In a 45/90 WCF I like about .3" of polyethylene buffer on top of the cannon powder to dumb the load down a little for less recoil. RX-7 and IMR 4198 both make excellent kickers. I didn't mean to imply that "la-la-land" is a bad place, you'd just better understand what the heck you're doing if you go there.
That's for sure! In my 45-90 I settled on a 3 wad stack after trying floral foam and buffers,the chronograph numbers just seemed to be a little better for me. I'm using a paper patched bullet with very little in the case so maybe the wad stack gives me more consistant compression.
 

RicinYakima

High Steppes of Eastern Washington
All I can say is that I still have two CBA National Records with the Trapdoor 45/70 with the 24 grains of A2400 at 100 and 200 yards. No wads, positioner or anything else is used. HOWEVER I hold the rifle level, tap the rim on the action and gently lower the case and close the block. IMHO, A2400 is very lightly deterrent coated and has enough nitroglycerin in the formula to ignite easily with my WW LR standard / magnum primers. FWIW, Ric
 

Brad

Administrator
Staff member
What bullet weight Ric?
I love 24 gr of 2400 with a 420 gr plainbase. It is my go to load for my Marlin 45-70. Just shoots so good.
 

RicinYakima

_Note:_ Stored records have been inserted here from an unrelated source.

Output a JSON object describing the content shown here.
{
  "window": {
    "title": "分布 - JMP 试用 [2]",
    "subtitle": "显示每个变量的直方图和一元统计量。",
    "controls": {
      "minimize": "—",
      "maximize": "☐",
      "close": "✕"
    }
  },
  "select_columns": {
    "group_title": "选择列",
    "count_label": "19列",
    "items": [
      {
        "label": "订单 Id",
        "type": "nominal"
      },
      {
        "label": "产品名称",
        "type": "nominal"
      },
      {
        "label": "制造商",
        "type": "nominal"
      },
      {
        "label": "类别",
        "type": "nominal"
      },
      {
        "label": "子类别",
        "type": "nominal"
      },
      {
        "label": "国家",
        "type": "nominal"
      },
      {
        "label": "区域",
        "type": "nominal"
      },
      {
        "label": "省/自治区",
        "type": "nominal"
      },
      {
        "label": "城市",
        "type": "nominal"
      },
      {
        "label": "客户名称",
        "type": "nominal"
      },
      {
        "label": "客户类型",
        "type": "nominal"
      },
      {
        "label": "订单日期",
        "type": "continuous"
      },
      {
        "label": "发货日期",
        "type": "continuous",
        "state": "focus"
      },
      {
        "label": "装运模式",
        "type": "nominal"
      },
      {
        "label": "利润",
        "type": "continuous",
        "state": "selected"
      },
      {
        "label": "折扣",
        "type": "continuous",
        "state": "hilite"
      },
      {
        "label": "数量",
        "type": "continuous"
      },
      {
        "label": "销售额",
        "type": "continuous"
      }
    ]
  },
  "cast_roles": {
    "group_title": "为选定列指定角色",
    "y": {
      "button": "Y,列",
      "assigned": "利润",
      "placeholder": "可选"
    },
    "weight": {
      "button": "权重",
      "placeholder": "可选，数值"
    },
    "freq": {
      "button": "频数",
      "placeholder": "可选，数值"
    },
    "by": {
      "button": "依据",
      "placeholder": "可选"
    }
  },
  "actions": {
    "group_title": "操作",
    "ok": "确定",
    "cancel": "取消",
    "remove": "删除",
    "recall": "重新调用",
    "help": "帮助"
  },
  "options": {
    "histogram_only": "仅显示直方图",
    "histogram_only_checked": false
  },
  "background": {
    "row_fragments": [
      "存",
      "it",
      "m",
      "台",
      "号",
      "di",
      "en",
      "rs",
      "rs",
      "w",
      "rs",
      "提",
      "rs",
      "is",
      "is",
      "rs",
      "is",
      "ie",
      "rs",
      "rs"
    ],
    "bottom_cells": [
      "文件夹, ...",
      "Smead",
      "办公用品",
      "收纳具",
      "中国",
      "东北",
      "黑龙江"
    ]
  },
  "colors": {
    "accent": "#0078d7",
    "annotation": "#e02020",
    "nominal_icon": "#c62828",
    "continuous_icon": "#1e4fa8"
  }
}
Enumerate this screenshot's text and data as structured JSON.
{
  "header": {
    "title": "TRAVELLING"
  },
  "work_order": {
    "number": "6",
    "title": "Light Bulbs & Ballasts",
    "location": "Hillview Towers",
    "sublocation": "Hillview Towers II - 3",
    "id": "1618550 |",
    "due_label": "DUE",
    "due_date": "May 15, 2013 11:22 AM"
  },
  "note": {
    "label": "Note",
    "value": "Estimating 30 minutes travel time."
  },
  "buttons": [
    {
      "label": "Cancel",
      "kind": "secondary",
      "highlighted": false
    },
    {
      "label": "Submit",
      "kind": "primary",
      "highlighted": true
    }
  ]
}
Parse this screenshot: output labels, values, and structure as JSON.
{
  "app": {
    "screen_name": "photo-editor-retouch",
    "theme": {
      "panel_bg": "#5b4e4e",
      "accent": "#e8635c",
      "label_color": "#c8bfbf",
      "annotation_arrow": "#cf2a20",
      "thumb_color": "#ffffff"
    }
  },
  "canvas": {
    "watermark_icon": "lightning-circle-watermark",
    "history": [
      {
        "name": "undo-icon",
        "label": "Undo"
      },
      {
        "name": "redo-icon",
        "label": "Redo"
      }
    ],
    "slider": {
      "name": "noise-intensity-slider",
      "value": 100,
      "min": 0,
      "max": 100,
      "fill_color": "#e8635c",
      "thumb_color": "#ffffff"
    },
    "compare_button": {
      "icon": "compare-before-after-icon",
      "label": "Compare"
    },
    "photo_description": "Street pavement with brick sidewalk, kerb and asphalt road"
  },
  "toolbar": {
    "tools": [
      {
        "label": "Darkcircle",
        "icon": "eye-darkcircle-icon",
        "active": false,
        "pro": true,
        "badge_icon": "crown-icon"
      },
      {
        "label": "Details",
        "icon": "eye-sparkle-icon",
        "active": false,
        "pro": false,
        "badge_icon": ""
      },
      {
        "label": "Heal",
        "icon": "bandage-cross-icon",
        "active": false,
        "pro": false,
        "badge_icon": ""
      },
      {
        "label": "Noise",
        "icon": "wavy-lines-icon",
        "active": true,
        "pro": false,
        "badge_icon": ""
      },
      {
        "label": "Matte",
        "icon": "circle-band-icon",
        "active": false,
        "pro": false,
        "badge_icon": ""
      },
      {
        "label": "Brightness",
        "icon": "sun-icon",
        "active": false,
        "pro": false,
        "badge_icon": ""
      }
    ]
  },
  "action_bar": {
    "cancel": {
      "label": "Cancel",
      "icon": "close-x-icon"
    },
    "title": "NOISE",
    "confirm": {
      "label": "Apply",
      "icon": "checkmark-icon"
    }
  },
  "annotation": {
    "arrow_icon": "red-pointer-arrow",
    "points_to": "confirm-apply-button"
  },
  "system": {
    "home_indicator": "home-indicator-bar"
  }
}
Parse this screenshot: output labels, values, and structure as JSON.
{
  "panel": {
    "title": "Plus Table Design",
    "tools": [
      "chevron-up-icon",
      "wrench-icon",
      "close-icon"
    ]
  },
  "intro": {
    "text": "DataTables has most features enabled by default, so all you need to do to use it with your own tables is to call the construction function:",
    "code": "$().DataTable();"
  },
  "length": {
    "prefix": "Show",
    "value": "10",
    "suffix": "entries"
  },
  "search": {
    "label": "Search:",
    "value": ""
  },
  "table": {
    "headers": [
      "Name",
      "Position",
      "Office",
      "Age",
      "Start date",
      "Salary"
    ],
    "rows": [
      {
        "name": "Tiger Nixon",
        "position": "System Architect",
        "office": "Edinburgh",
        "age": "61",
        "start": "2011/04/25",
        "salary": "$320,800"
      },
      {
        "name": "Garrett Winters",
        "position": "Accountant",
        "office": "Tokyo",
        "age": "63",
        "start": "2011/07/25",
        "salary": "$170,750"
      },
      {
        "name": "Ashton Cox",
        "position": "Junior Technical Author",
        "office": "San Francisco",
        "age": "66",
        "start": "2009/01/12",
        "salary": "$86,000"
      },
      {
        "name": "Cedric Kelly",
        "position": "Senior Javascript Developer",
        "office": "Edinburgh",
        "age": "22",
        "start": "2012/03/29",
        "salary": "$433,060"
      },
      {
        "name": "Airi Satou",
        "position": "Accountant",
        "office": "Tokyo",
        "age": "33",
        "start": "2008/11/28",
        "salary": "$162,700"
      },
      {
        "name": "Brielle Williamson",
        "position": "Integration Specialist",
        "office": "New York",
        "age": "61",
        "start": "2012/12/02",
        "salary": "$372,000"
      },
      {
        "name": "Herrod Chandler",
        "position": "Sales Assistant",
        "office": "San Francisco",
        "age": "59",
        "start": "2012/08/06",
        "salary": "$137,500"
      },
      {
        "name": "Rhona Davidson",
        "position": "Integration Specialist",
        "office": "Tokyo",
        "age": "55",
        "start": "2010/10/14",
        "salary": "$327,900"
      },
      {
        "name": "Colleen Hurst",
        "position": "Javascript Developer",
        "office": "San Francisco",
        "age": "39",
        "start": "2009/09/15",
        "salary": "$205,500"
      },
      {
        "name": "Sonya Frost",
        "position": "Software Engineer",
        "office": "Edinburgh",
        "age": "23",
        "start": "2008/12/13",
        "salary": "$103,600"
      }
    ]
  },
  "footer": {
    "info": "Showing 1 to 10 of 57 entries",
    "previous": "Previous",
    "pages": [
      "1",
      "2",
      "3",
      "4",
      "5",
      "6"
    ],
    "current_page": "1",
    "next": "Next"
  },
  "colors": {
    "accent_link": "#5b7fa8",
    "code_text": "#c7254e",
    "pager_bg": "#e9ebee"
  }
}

High Steppes of Eastern Washington
My 100 yard record was with the Lee 405 HB, the only record every made with a Lee mould, from linotype. Know it is not suppose to work, but it does. . The 200 yard with a Hoch 475 grain RNFP, WW with 2% tin. The issue is always finding a mould that will cast .463", my chamber diameter. My Handi-Rifle used the Lyman 457193 for the Marlin lever gun, polished out to size. HTH, Ric